    For myself, Let me not be thought vain, when I assure you that it has been common for some of the chief promoters & abettors of the present troubles to declare their Opinions, that if they Lose me, they shall never have so good a Governor again. The great Leviathan himself (Otis I mean) has frequently & lately given his Testimony of the Equity & Mildness of my administration;7 at the same time he was doing all he could to embarras & distress it. And it is remarkable that tho’ his Press has for six months teamed with Libells of me, It has not been able to charge me with anything, but being a friend to the Stamp Act; for which no other proof is brought, but my asserting the Right of the Parliament to make Laws for the American Colonies, & my Refusing to concur in any measures for doing public Business contrary to such Laws. It is also observable that in the Answers of the House of Representatives to my Speeches in Septr & Novr,8 altho’ they express their displeasure at my Conduct in regard to the Act of Parliament, there is not the least Hint of any other Complaint, they have against me; altho’ in my second Speech I make a Kind of Defiance to that purpose.
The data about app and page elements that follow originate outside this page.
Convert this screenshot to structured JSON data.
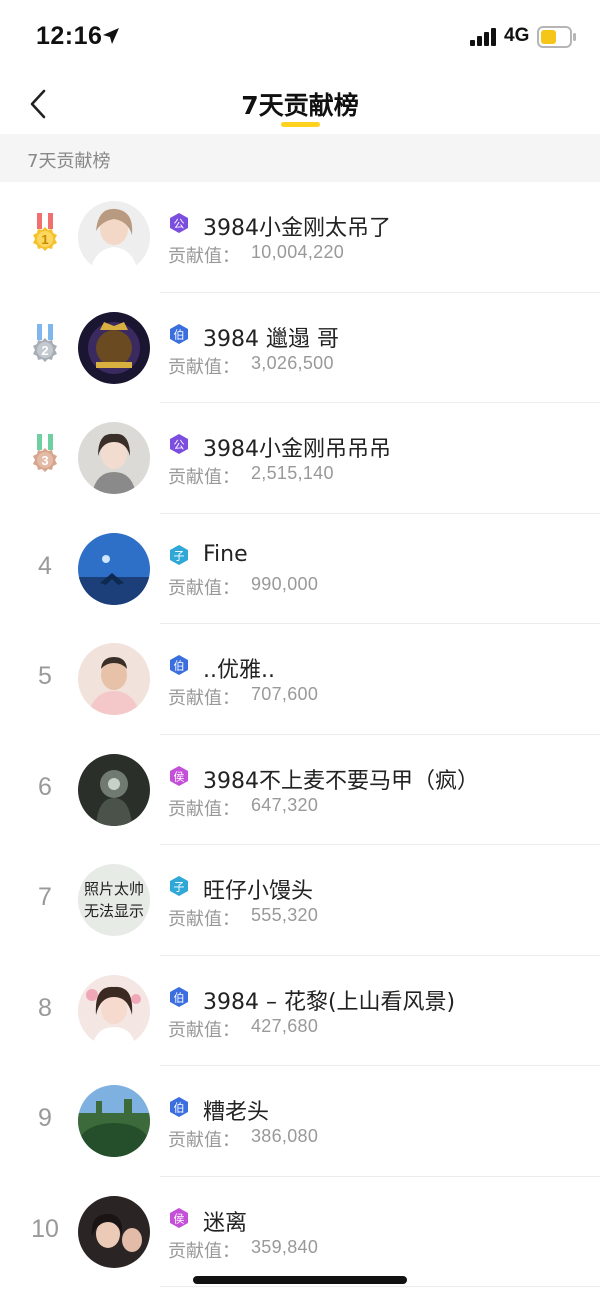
{
  "status": {
    "time": "12:16",
    "network": "4G",
    "battery_color": "#f5c518"
  },
  "nav": {
    "title": "7天贡献榜",
    "back_icon": "chevron-left-icon",
    "accent": "#ffd21f"
  },
  "section": {
    "title": "7天贡献榜"
  },
  "contrib_label": "贡献值：",
  "rows": [
    {
      "rank": "1",
      "medal": "gold",
      "badge": "公",
      "badge_color": "#7b4ee0",
      "name": "3984小金刚太吊了",
      "value": "10,004,220"
    },
    {
      "rank": "2",
      "medal": "silver",
      "badge": "伯",
      "badge_color": "#3b6fe0",
      "name": "3984 邋遢 哥",
      "value": "3,026,500"
    },
    {
      "rank": "3",
      "medal": "bronze",
      "badge": "公",
      "badge_color": "#7b4ee0",
      "name": "3984小金刚吊吊吊",
      "value": "2,515,140"
    },
    {
      "rank": "4",
      "medal": "",
      "badge": "子",
      "badge_color": "#2fa8d8",
      "name": "Fine",
      "value": "990,000"
    },
    {
      "rank": "5",
      "medal": "",
      "badge": "伯",
      "badge_color": "#3b6fe0",
      "name": "..优雅..",
      "value": "707,600"
    },
    {
      "rank": "6",
      "medal": "",
      "badge": "侯",
      "badge_color": "#c44fd8",
      "name": "3984不上麦不要马甲（疯）",
      "value": "647,320"
    },
    {
      "rank": "7",
      "medal": "",
      "badge": "子",
      "badge_color": "#2fa8d8",
      "name": "旺仔小馒头",
      "value": "555,320"
    },
    {
      "rank": "8",
      "medal": "",
      "badge": "伯",
      "badge_color": "#3b6fe0",
      "name": "3984 – 花黎(上山看风景)",
      "value": "427,680"
    },
    {
      "rank": "9",
      "medal": "",
      "badge": "伯",
      "badge_color": "#3b6fe0",
      "name": "糟老头",
      "value": "386,080"
    },
    {
      "rank": "10",
      "medal": "",
      "badge": "侯",
      "badge_color": "#c44fd8",
      "name": "迷离",
      "value": "359,840"
    }
  ],
  "avatar_placeholder": {
    "line1": "照片太帅",
    "line2": "无法显示"
  }
}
Since then I shan’t be left to the Mercy of these people for my administration, nor to their Generosity for my pay.

    I cannot but consider the present time as critical to my fortunes; & therefore am apt to wish that I was on the Spot, where they are put in the ballance; as possibly I might be able to fling some little weight into my own Scale. Possibly there may be some new Arrangement of this Country, which may afford me a Station of more ease, tho’ less dignity than my present. I should be glad to be in the King’s pay: at present I am the hardest worked & the worst pd of any Royal Governor on the Continent. I have also some little Expectancies to sollicit which I will not mention now. It would give me much pleasure to take a Look at my friends after 8 years absence: but I put this out of the Question as much as I can. All these are Considerations which make me breath a wish towards England. But I would not be gratified in it but with the approbation of my friends, to whose Judgement I refer the whole Business: & I put it into your Hands as a chief of them, desiring that you would dispose of me as you think of me would be for [the?]9 best, I shall write to Mr Jackson nobody on this Subject but Mr Jackson, whom I shall desire to communicate with you.10 I am with great Respect & Gratitude, &c.

    J Pownall Esqr.

    AL, LbC      BP, 5: 86-90.